MCRD Parris Island

Eastern Recruiting Region

"We Make Marines"

The Officer Candidates School

 

Training of Officer Candidates Class of 1909 at Parris Island
Training of Officer Candidates Class of 1909 at Parris Island

During the period that Parris Island transitioned from a naval station to a recruit depot, the Marine Corps situated on the island an officer candidates school. Though short-lived, the facility produced some of the Marine Corps’ most prominent leaders.

Since 1903, a school for Marine Corps officers had been located at Annapolis. Then, in 1908, Commandant George F. Elliott made arrangements to transfer the institution to the recently closed naval station on Parris Island. The organizing and equipping of the school was carried out under the command of Marine Capt. Edward Warren Banker, assistant quartermaster who procured the labor and material required to repair the buildings, to place electric lighting systems in working condition, and to purchase furniture for the school.

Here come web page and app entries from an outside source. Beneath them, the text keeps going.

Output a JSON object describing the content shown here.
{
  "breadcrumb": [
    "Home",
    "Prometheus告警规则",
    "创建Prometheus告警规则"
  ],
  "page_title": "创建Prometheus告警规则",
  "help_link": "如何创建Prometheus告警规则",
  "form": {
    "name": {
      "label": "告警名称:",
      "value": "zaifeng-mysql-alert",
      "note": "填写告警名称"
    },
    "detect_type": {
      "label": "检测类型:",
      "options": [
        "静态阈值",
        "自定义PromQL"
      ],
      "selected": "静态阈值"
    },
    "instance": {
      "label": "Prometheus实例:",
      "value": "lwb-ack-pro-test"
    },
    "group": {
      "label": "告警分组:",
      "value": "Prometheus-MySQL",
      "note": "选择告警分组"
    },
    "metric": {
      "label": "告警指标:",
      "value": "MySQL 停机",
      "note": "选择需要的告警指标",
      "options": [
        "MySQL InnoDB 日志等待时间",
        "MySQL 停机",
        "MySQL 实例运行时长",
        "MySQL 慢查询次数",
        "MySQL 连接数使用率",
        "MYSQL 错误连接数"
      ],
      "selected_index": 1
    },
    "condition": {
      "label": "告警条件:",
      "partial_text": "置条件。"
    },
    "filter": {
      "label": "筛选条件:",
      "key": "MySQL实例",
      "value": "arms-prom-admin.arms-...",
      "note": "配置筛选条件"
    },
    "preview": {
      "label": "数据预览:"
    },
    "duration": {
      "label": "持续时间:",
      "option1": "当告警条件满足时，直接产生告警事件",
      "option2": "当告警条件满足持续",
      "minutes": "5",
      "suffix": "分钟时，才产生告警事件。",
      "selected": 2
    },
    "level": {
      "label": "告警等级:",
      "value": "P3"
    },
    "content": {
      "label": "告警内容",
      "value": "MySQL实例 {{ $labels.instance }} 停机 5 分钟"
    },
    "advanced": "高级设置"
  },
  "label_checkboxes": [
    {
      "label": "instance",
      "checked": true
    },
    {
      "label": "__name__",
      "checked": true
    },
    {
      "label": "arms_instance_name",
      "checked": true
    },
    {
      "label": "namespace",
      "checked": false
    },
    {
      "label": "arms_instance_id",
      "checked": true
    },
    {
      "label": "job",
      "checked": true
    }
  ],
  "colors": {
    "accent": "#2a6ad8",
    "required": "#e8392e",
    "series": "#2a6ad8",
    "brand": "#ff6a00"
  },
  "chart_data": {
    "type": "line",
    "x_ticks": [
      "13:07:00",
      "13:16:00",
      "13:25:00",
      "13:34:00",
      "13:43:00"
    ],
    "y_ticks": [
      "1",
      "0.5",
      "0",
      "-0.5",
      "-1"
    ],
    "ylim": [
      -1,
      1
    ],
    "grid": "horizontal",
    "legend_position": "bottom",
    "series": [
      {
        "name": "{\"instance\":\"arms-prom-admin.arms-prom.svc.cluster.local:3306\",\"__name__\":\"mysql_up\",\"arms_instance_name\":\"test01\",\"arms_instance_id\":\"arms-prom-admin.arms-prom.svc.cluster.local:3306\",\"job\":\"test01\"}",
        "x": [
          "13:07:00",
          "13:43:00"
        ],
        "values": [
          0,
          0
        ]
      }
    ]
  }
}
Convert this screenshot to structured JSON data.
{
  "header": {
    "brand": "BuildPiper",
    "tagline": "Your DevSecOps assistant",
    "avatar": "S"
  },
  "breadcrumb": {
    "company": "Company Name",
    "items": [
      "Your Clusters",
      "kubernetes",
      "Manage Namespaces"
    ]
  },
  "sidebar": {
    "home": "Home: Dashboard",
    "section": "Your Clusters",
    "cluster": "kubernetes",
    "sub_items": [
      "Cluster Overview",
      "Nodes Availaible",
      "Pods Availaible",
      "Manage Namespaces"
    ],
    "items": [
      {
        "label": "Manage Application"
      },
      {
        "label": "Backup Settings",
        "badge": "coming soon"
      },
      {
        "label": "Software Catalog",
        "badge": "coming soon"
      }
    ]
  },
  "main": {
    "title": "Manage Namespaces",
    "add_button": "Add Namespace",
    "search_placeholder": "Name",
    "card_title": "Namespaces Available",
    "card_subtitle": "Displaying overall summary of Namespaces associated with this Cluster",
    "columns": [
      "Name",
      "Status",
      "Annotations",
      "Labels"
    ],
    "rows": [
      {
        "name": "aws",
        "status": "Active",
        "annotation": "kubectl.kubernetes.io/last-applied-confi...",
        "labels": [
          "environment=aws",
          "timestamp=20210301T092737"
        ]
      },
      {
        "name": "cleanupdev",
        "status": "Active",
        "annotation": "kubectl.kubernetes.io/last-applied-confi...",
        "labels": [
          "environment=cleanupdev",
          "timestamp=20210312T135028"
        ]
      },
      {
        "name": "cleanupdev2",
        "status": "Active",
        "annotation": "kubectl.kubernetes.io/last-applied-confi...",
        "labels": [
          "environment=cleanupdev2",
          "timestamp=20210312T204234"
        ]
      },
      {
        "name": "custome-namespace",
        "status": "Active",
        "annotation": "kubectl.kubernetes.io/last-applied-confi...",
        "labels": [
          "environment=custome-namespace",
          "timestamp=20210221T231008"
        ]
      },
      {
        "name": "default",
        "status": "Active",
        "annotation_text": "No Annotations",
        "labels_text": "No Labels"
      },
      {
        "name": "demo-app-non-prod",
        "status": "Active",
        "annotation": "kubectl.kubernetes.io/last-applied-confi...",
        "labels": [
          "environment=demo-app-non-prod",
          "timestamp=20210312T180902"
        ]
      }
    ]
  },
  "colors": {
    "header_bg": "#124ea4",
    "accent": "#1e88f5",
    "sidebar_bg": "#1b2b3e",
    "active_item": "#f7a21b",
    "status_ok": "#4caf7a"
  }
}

The facility was opened on Jan. 1, 1909, with Lt. Col. Eli K. Cole commanding. From a pool of 500 candidates, 57 new Marine Corps applicants were selected. The students arrived at Parris Island later that month on board an "ancient" mail boat. The class nicknamed themselves the "famous 57 Varieties" class after the advertising slogan of the H. J. Heinz Company that manufactured 57 products. Upon arrival, they were told that the salt marsh odors were the bodies of applicants who failed to do things the Marine Corps way. The applicants were not impressed with Parris Island. One described the place as being as inviting as the Arctic. They were quartered, three men to a room, in the upper floor of Building 10, a former machine shop that had been converted into a dormitory. Warmth was derived from potbellied coal stoves. All students shaved and bathed within the confines of one lavatory and one shower. A nearby mess hall was operated by a civilian who, for $30 a month from each student provided both food and the services of a cleaning boy who tended to the rooms once each week. Besides the austere conditions, the men had to deal with recurring bouts of dysentery, which required the construction of additional outhouses.

A demanding officer, Cole made an example of the first student who violated the school’s rules. Alexander A. Vandegrift had the dubious distinction of becoming that example, receiving an unmerited general court-martial for returning late from Beaufort. Vandegrift was reduced five promotion numbers, which ensured his being a junior second lieutenant for some years. His fitness report was marked accordingly, and the future commandant was considered unfit "to be entrusted with hazardous and important independent duties." 

During the 11 months of training, the students exercised each morning and ran around the station before cleaning their rooms and eating breakfast. Then, they marched to class where they learned about drill, guard instruction, weaponry, tactics, military law, semaphore, engineering, administration, hygiene and naval gunnery. Special classes were also given on courtesies of the service. Despite the isolated condition, the initial class of the "famous 57 varieties" graduated 27 students on Dec. 22, 1909. Among the graduates were Alexander A. Vandegrift, Julian C. Smith, Alfred H. Noble, Roy Stanley Geiger and Alfred A. Cunningham. A second class followed, which graduated on Dec. 20, l9l0.

In conjunction with, but subordinate to, the officers school, an initial effort was made to establish a recruit facility at Parris Island in November 1910. The idea was abandoned when men were needed for an urgent expeditionary force. A second effort ensued on June 1, 1911, on a three-company basis, but few recruits actually trained at Parris Island. Those privates who were in training described the base in similar terms as did the student officers. For instance, one private wrote that the few wooden buildings on the island were "clustered around the slip in front of the Lyceum," and that tents were "scattered around on the sand."

Charles B. Hughes, an instructor in 1911, recalled that those recruits who did not learn as quickly as others were placed in a "coordination platoon." Hughes requested to train these platoons whenever they were formed, since he was convinced there "was no such thing as an inept recruit," and that a good instructor could turn slow learners into good Marines. According to Hughes, it all depended on the instructor, who could "make or break a platoon in the first training day."

The experiment at Parris Island for both the officers school and the recruit depot was temporary. By 1911, both facilities had left the island. The officers school was relocated at the Norfolk Navy Yard while the recruits were temporarily transferred to Charleston, S.C., and then later taken to the Norfolk Navy Yard.